One day after a reported drunk driver barreled into Carmen Gillespie's living room and displaced her family of nine, the South Pasadena mother reiterated how blessed she was.
Blessed that Veronica Villanueva missed the gas line, when her SUV plowed through Gillespie's wall.
Blessed that her 13-year-old son, Nathan Camarillo, was too tired to keep writing his report in the living room, so he went to bed.
Blessed that everyone was in bed, no late-night TV watchers asleep on the sofas - one crunched from a concrete post that hurtled through the window, the other blanketed in dust that authorities are inspecting for asbestos. Until insurance officials determine whether the dust is toxic, the family is not allowed to stay inside the home.
"My house is broken,'' blurted 3-year-old Jerry Camarillo.
Gillespie even smiled at hearing her son sum up the situation.
"We're safe. That's what's important,'' Gillespie said Monday, as her children played in the front yard. The family popped back to the house at the end of the school day, but they're staying at a motel in Monterey Park, she said. It could be another few days before the asbestos testing is complete, and possibly longer before the structural integrity of the home is determined.
Gillespie and her family were sleeping at 2:24 a.m. Sunday when an apparent drunk driver traveling on North Raymond Avenue ran through the intersection, hit the curb, and according to Sergeant Mike Neff of the South Pasadena Police Department. Police arrested Villanueva, 24, from Alhambra, on suspicion of DUI. The woman was issued a citation and released.

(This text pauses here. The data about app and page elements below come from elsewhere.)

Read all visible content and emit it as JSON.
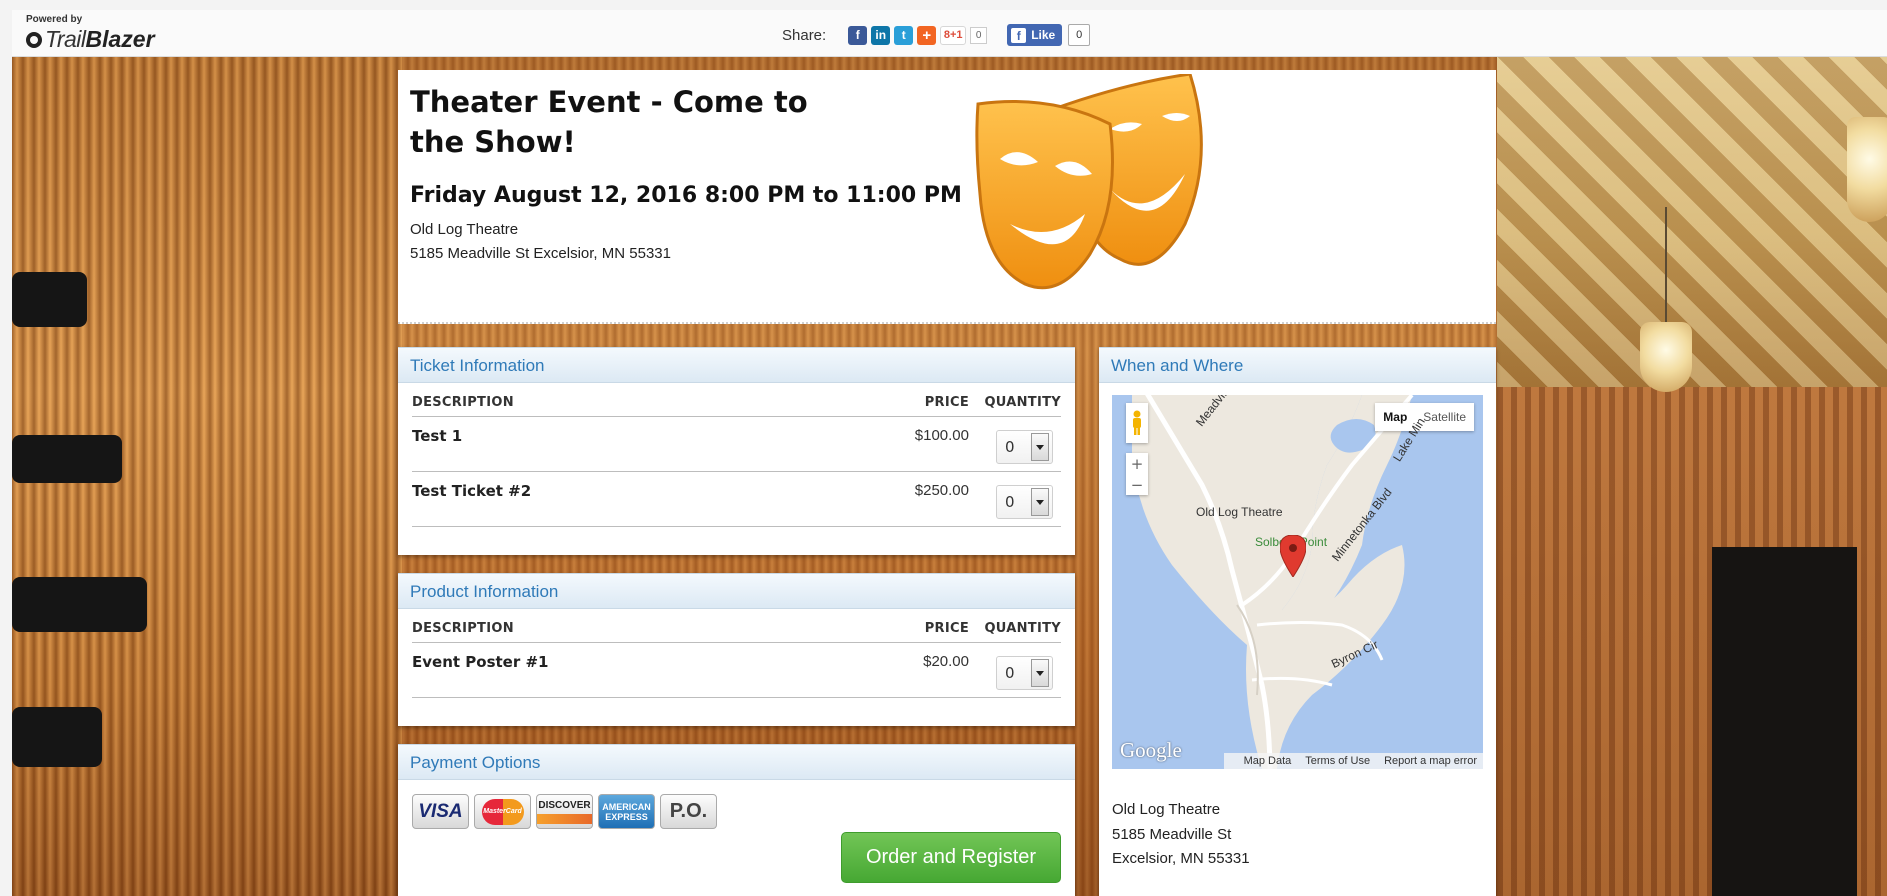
{
  "topbar": {
    "powered_by": "Powered by",
    "brand_trail": "Trail",
    "brand_blazer": "Blazer",
    "share_label": "Share:",
    "share_icons": [
      "facebook-icon",
      "linkedin-icon",
      "twitter-icon",
      "addthis-icon",
      "google-plus-icon"
    ],
    "gplus_label": "8+1",
    "gplus_count": "0",
    "fb_like_label": "Like",
    "fb_like_count": "0"
  },
  "event": {
    "title": "Theater Event - Come to the Show!",
    "date": "Friday August 12, 2016 8:00 PM to 11:00 PM",
    "venue": "Old Log Theatre",
    "address": "5185 Meadville St Excelsior, MN 55331"
  },
  "tickets": {
    "heading": "Ticket Information",
    "columns": [
      "DESCRIPTION",
      "PRICE",
      "QUANTITY"
    ],
    "rows": [
      {
        "description": "Test 1",
        "price": "$100.00",
        "quantity": "0"
      },
      {
        "description": "Test Ticket #2",
        "price": "$250.00",
        "quantity": "0"
      }
    ]
  },
  "products": {
    "heading": "Product Information",
    "columns": [
      "DESCRIPTION",
      "PRICE",
      "QUANTITY"
    ],
    "rows": [
      {
        "description": "Event Poster #1",
        "price": "$20.00",
        "quantity": "0"
      }
    ]
  },
  "payment": {
    "heading": "Payment Options",
    "cards": {
      "visa": "VISA",
      "mastercard": "MasterCard",
      "discover": "DISCOVER",
      "amex_line1": "AMERICAN",
      "amex_line2": "EXPRESS",
      "po": "P.O."
    },
    "order_button": "Order and Register"
  },
  "where": {
    "heading": "When and Where",
    "map": {
      "btn_map": "Map",
      "btn_satellite": "Satellite",
      "zoom_in": "+",
      "zoom_out": "−",
      "label_meadville": "Meadville St",
      "label_lakemin": "Lake Min",
      "label_theatre": "Old Log Theatre",
      "label_solberg": "Solberg Point",
      "label_minnetonka": "Minnetonka Blvd",
      "label_byron": "Byron Cir",
      "google": "Google",
      "footer": [
        "Map Data",
        "Terms of Use",
        "Report a map error"
      ]
    },
    "venue": "Old Log Theatre",
    "street": "5185 Meadville St",
    "city": "Excelsior, MN 55331"
  },
  "colors": {
    "accent_blue": "#2f7ab8",
    "order_green": "#46a833",
    "mask_orange": "#f5a120"
  }
}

Hours earlier, Nathan Camarillo was working away on a report in the family's living room. At first, Gillespie was unhappy that her son went to bed before finishing, she said, but if he'd been sitting at the desk, the car could've killed him. Still worried about the report, Gillespie said she and her son dug through the debris looking for any sign of it. For safety reasons, firefighters told them to stop sifting.
Still, Camarillo had quite the good excuse for not turning in his assignment Monday. Gillespie sent all of her school-age children to class, not wanting to disrupt their lives any more than necessary.
"I wrote him a note,'' Gillespie said, noting his South Pasadena Middle School teacher granted her son an extension.
Shaking her head at the toppled mess of her front room, Gillespie pointed to a piece of a 1914 church bench that remained unscathed. Also untouched was a statue of St. Francis that, by all measure, should've been destroyed.
"I don't know what I'll do about Christmas presents, and I don't know if we'll still be in the motel. Can you have a tree in a motel? But we're all ok,'' she said.